How can the methodology of an artist shape or re-shape Judaism in new ways? How can we begin to understand Judaism as a material of art in and of itself? In this final episode of Judaism Unbound's series on the role of art in Judaism, Dan and Lex ask explore the relationship between contemporary Judaism and the creative impulse. [1]

(0:01 - 15:05): We start off the episode by discussing the role of the creative impulse in Judaism. We look back at the historical precedent of the Impressionists, asking how the lessons of their work could apply to contemporary Judaism. [2] We also compare and contrast the phenomena of "skill" and "art," arguing that the Jewish community has primarily oriented itself towards "skill" in recent generations. [3]

(15:06 - 26:25): Dan outlines three different dimensions to the role of art in Judaism, that correspond to the ideas of "Jewish-themed art," "the aesthetics of the Jewish experience," and "Judaism as the material of art itself." Lex discusses the different kinds of people who are best situated to lead the way in each of those three realms, tying the conversation to our idea of the "knowledge vs. chutzpah curve," first outlined in Episode 6 of our podcast. [4]

(26:26 - 40:49): We ask what conditions would help ensure a Jewish ecosystem where artistic, creative impulses can most thrive? How could the Jewish artists (in each of the above three realms) that already are out there connect with and learn from each other, elevating one another's work (and Judaism) in the process? We close by tying the discussion into our next block of episodes, focusing on sectors of the Jewish world that have historically been marginalized.

[1] To listen to the previous three episodes in this series, visit these links: Episode 29 (Featuring Amichai Lau-Lavie) Episode 30 (Featuring Nina Paley) and Episode 31 (Featuring Aliza Kline).

This space, Brown RISD Hillel's Hillel Gallery Project serves as the main foyer and dining area of their building, while simultaneously doubling as an art gallery, featuring exhibitions like this one. Image Credit: www.jessxchen.com

This space, Brown RISD Hillel's Hillel Gallery Project serves as the main foyer and dining area of their building, while simultaneously doubling as an art gallery, featuring exhibitions like this one. Image Credit: www.jessxchen.com

[2] Impressionist art was viewed by many people (including some prominent art critics) as amateur-ish, uninteresting, and occasionally as vulgar.

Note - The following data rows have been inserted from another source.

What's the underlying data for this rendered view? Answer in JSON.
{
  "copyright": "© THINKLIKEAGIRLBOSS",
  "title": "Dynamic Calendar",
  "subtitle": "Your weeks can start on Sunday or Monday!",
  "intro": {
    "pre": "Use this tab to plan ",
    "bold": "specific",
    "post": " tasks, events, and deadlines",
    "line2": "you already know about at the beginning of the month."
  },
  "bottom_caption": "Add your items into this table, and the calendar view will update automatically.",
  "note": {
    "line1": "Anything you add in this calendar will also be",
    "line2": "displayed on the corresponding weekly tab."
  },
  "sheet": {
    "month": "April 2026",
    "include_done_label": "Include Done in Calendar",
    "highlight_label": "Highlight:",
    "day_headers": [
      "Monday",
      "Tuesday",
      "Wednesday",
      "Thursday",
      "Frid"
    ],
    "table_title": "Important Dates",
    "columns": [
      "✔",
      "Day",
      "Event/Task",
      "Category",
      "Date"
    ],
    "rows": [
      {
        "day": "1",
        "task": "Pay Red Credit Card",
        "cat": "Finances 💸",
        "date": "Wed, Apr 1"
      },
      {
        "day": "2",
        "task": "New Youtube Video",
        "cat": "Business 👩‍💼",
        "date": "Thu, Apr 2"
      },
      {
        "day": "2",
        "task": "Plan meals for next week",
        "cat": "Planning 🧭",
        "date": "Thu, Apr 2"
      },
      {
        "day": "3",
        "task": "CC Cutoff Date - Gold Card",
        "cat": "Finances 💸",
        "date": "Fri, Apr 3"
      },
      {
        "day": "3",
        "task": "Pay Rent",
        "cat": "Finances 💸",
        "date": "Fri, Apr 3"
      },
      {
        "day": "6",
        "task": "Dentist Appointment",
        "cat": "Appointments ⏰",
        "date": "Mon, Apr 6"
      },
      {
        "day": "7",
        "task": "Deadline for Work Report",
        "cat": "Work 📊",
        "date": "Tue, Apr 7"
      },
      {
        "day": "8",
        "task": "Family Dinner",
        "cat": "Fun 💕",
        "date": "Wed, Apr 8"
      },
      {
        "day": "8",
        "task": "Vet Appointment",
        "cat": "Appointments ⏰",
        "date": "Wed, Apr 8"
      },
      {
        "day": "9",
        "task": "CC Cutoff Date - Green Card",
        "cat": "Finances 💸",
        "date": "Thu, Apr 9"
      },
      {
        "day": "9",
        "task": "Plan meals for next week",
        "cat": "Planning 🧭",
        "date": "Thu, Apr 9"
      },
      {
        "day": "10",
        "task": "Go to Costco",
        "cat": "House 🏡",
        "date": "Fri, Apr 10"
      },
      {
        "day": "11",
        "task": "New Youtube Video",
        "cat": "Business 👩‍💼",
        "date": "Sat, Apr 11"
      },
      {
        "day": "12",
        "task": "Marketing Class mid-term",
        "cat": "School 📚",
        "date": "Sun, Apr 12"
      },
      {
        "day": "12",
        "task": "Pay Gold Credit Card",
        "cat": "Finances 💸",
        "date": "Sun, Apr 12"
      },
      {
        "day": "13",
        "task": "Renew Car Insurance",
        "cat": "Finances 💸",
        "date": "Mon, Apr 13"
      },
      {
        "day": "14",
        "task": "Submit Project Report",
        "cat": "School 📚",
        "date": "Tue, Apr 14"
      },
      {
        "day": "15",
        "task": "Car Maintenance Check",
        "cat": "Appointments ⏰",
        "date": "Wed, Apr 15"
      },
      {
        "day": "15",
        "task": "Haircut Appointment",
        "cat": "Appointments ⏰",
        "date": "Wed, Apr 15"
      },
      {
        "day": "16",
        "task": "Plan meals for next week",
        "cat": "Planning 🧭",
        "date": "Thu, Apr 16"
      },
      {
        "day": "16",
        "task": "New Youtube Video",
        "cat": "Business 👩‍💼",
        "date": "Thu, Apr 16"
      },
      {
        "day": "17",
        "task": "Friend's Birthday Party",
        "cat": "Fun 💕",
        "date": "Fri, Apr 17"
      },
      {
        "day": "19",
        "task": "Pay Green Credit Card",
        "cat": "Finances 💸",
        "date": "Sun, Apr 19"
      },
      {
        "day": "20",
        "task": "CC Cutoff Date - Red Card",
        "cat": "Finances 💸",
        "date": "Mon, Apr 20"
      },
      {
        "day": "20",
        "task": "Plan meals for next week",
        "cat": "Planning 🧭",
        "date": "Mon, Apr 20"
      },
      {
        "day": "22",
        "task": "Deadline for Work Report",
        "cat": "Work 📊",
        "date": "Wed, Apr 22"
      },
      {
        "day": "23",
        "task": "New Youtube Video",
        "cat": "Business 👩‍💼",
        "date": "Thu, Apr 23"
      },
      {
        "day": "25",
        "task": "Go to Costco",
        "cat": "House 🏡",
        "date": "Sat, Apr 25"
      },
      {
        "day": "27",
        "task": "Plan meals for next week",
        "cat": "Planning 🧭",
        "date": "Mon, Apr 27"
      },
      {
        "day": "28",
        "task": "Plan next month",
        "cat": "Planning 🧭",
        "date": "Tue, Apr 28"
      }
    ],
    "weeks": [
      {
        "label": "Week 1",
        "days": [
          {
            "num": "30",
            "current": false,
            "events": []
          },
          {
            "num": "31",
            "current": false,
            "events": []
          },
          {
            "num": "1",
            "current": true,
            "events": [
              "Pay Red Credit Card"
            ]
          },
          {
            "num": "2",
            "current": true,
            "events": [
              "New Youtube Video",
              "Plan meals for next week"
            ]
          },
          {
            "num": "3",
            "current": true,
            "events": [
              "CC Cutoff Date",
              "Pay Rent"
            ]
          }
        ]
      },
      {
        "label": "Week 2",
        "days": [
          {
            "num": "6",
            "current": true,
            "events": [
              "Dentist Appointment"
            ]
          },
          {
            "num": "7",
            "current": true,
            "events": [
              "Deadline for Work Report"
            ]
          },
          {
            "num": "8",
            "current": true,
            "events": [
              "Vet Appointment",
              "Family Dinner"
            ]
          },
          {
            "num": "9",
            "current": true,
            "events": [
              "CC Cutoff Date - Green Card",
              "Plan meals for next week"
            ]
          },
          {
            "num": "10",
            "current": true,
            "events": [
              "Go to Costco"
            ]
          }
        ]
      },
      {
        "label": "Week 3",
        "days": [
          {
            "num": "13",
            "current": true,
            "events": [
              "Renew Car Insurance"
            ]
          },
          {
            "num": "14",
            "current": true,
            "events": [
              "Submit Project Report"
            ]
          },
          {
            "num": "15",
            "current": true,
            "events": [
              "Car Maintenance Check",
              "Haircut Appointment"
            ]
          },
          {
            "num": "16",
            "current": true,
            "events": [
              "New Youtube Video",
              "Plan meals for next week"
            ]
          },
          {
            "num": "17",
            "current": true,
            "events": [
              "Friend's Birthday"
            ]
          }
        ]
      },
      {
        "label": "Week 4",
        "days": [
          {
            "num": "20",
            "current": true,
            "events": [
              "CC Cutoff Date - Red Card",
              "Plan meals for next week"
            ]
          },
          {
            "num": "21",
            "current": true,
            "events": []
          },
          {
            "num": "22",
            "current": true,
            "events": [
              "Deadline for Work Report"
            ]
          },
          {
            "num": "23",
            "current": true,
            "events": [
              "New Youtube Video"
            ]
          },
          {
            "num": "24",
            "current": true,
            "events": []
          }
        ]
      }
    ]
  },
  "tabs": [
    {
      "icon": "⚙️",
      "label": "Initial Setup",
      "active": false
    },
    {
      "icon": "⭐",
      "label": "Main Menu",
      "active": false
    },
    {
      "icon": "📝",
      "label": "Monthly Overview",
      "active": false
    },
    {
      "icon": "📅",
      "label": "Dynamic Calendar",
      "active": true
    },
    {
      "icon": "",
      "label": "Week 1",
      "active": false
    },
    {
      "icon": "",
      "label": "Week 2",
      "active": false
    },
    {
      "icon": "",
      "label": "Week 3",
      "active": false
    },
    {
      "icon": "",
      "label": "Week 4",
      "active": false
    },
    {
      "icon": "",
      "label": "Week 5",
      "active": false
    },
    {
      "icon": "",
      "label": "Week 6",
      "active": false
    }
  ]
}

Most famously, the critic Louis Leroy coined the very name "impressionism" as an implication that their art is not genuine, but merely an "impression" of real art. To learn more about Leroy (and the widespread, negative opinion of impressionism he represents) visit this link.

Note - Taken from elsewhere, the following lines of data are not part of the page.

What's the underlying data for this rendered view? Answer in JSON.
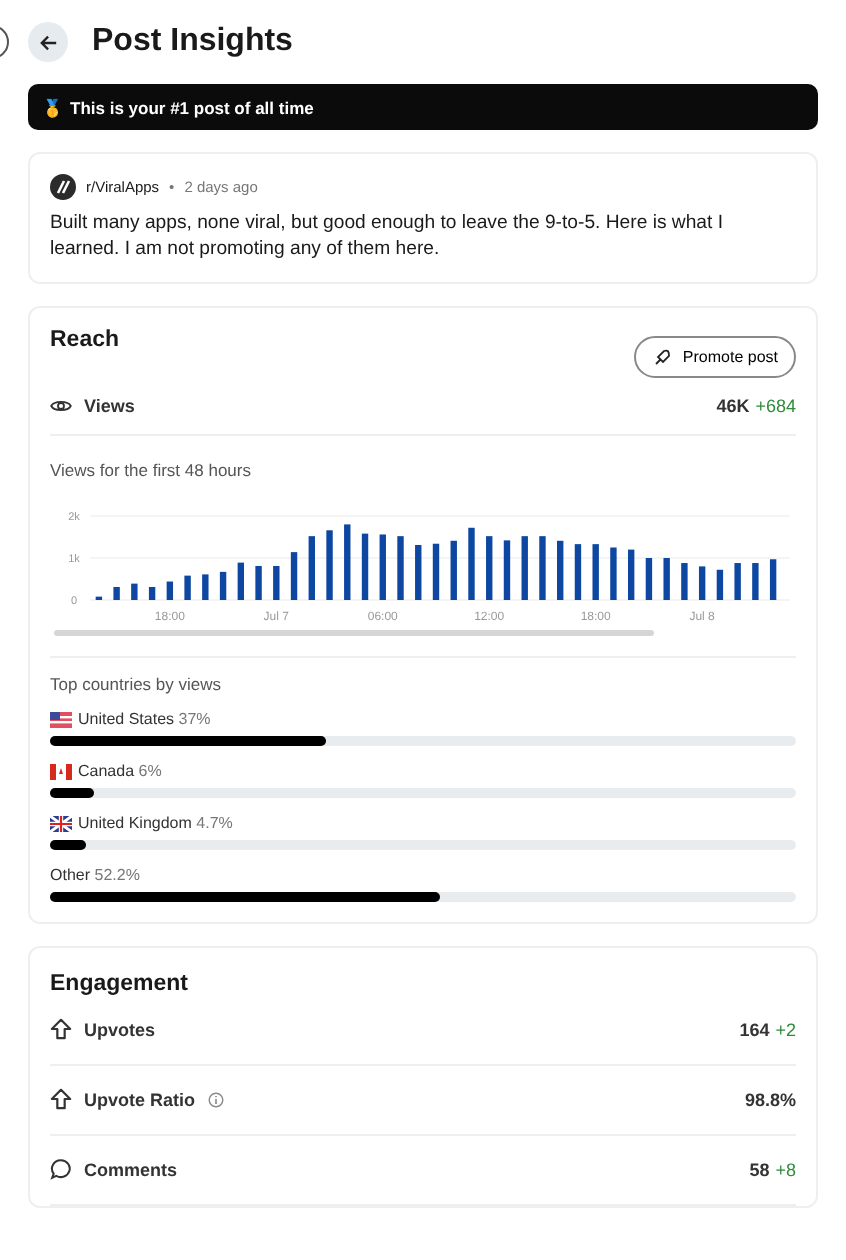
{
  "header": {
    "title": "Post Insights"
  },
  "banner": {
    "emoji": "🥇",
    "text": "This is your #1 post of all time"
  },
  "post": {
    "community": "r/ViralApps",
    "separator": "•",
    "age": "2 days ago",
    "title": "Built many apps, none viral, but good enough to leave the 9-to-5. Here is what I learned. I am not promoting any of them here."
  },
  "reach": {
    "title": "Reach",
    "promote_button": "Promote post",
    "views": {
      "label": "Views",
      "value": "46K",
      "delta": "+684"
    },
    "chart_title": "Views for the first 48 hours",
    "chart_data": {
      "type": "bar",
      "categories": [
        null,
        null,
        null,
        null,
        "18:00",
        null,
        null,
        null,
        null,
        null,
        "Jul 7",
        null,
        null,
        null,
        null,
        null,
        "06:00",
        null,
        null,
        null,
        null,
        null,
        "12:00",
        null,
        null,
        null,
        null,
        null,
        "18:00",
        null,
        null,
        null,
        null,
        null,
        "Jul 8",
        null,
        null,
        null,
        null
      ],
      "series": [
        {
          "color": "#0d47a1",
          "values": [
            80,
            310,
            390,
            310,
            440,
            580,
            610,
            670,
            890,
            810,
            810,
            1140,
            1520,
            1660,
            1800,
            1580,
            1560,
            1520,
            1310,
            1340,
            1410,
            1720,
            1520,
            1420,
            1520,
            1520,
            1410,
            1330,
            1330,
            1250,
            1200,
            1000,
            1000,
            880,
            800,
            720,
            880,
            880,
            970
          ]
        }
      ],
      "ylim": [
        0,
        2000
      ],
      "yticks": [
        {
          "value": 0,
          "label": "0"
        },
        {
          "value": 1000,
          "label": "1k"
        },
        {
          "value": 2000,
          "label": "2k"
        }
      ]
    },
    "countries_title": "Top countries by views",
    "countries": [
      {
        "kind": "us",
        "name": "United States",
        "share": "37%",
        "level": 0.37
      },
      {
        "kind": "ca",
        "name": "Canada",
        "share": "6%",
        "level": 0.06
      },
      {
        "kind": "uk",
        "name": "United Kingdom",
        "share": "4.7%",
        "level": 0.047
      },
      {
        "kind": "other",
        "name": "Other",
        "share": "52.2%",
        "level": 0.522
      }
    ]
  },
  "engagement": {
    "title": "Engagement",
    "rows": [
      {
        "kind": "upvote",
        "label": "Upvotes",
        "info": false,
        "value": "164",
        "delta": "+2"
      },
      {
        "kind": "upvote",
        "label": "Upvote Ratio",
        "info": true,
        "value": "98.8%"
      },
      {
        "kind": "comment",
        "label": "Comments",
        "info": false,
        "value": "58",
        "delta": "+8"
      }
    ]
  }
}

[3] Lex discusses a case study of the Brown RISD Hillel Gallery Project, an initiative of the Hillel that serves both Brown University and The Rhode Island School of Design. Learn more about it here.

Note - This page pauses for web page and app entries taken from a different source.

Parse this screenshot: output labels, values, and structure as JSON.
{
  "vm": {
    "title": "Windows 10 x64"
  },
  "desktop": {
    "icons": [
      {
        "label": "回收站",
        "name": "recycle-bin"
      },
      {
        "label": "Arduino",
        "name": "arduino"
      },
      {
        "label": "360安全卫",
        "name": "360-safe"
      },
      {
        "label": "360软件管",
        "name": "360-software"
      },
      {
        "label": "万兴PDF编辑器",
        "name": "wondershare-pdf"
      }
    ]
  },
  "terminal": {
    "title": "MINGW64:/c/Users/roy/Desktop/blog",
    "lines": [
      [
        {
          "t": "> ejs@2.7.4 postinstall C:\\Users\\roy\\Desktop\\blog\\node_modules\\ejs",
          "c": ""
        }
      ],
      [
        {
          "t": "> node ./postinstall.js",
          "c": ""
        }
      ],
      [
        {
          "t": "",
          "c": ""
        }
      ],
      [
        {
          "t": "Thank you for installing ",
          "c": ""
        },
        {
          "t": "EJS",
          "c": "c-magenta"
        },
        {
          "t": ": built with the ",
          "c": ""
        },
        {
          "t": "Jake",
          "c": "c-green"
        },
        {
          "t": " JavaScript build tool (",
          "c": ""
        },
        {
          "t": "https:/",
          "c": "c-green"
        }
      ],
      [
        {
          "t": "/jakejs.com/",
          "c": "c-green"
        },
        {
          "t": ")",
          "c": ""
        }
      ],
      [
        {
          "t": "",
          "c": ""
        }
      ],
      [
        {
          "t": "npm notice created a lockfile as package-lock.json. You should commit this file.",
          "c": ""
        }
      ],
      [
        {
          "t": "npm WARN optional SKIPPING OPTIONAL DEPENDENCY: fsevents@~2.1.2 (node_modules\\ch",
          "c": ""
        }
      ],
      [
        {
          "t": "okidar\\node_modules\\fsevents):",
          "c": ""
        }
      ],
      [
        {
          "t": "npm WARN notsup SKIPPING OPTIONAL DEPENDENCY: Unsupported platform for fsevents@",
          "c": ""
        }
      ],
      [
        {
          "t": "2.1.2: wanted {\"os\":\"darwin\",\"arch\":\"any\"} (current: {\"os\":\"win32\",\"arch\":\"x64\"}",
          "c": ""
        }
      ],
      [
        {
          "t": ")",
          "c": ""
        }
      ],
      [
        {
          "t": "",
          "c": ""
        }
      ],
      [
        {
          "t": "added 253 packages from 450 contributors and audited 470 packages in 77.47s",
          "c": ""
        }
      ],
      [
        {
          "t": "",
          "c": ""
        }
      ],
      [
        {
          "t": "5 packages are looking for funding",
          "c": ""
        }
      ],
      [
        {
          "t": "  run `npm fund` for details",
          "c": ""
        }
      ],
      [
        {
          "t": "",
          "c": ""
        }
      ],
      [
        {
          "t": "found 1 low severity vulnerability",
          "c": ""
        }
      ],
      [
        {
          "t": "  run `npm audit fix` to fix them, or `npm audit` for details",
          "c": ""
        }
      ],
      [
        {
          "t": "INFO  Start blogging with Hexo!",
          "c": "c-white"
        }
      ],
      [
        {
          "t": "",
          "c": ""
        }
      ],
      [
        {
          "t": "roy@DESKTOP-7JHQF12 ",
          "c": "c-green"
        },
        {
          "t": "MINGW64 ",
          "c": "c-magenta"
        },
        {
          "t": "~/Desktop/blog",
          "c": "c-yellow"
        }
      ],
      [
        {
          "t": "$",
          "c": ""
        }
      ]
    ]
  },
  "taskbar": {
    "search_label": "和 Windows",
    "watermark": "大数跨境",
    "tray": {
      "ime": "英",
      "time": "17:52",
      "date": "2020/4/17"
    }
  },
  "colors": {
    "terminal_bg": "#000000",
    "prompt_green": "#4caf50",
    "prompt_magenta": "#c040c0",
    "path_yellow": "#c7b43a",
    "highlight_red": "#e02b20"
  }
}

[4] For a fuller explanation of the "knowledge vs. chutzpah" curve, check out Episode 6 of our podcast.